The first image (with the white dots) shows the abstract visualization and the second image demonstrates the direct visualization with the comic images.
Images created with ImagePlot. X-axis: Year of Publication, Y-axis: Saturation mean.
These visualizations seem to suggest that saturation would increase over time (see the slight increase in saturation as the years progress, illustrated by the images towards the right, upper corner), but they also trigger more questions regarding the relationship between saturation and comic production. Did saturation really increase over the years? What kind of technological developments (for example advancements in coloring techniques) could be responsible for this? In order to answer any of these questions, however we would have to first produce a bigger dataset with more than just 10 comics and also go back to the comics themselves to understand and study the different coloring techniques.
After I saw this first visualization involving saturation, I was wondering whether there would be an interesting relationship between page numbers and saturation. The hypothesis was that the first page (which is the cover page in all 10 comics) would be more saturated than the other pages (perhaps to make it look more attractive). In order to examine this assumption I plotted page numbers on the X-axis and the saturation mean on the Y-axis, but we can see that my second assumption did not hold true. There is no decrease of saturation after the first page.
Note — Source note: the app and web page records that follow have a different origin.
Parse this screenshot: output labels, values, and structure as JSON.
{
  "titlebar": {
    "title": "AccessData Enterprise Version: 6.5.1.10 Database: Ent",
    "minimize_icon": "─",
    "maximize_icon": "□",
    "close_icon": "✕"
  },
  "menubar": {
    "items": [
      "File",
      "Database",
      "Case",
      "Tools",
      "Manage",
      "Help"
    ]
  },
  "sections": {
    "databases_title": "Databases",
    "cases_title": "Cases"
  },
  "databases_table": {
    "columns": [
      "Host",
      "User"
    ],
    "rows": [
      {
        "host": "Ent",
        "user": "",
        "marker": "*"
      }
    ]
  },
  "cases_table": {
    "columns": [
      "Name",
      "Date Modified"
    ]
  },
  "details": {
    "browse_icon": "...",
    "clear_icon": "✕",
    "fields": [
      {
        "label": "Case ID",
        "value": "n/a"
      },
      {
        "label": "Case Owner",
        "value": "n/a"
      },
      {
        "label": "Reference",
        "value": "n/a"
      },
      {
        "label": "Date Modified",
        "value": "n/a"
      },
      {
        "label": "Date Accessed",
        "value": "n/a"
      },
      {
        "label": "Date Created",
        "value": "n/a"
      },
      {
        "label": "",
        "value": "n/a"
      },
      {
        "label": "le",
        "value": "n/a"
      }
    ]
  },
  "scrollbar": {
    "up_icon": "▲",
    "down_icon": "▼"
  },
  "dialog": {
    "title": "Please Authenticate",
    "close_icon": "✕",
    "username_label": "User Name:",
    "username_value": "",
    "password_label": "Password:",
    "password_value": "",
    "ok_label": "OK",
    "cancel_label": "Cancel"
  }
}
Image created with ImagePlot. X-axis: page numbers, Y-axis: saturation mean
Finally, it is important to acknowledge that the calculation of the saturation and plotting the saturation mean is made possible only by turning analog data (the comics) into a digital representation (Manovich 14), presenting us once again with the constant trade off and negotiation between abstraction and the aesthetic experience.
Comics are an art form that makes use of images arranged in sequence for telling a story. They use text and visuals and the story develops in the interaction between the two. In fact, one without the other cannot convey the whole picture. This interaction between image and text is exactly what Scott McCloud writes is the critical potential of comics as medium: “Juxtaposed pictorial and other images in deliberate sequence, intended to convey information and/or to produce an aesthetic response in the viewer” (9).
In terms of data visualization we have a similar situation. A data visualization without a critical engagement, one that lays open the trade off's and reductionism involved in the process of creating the visual schemas, only tells part of the story. A digital archive that only displaying the digitized comics and data points without critical reflection on the tools and processes that shaped it final form obscures complexity for the sake of intuitiveness and yielding easy insights. The critical potential lies in an interaction between text and images.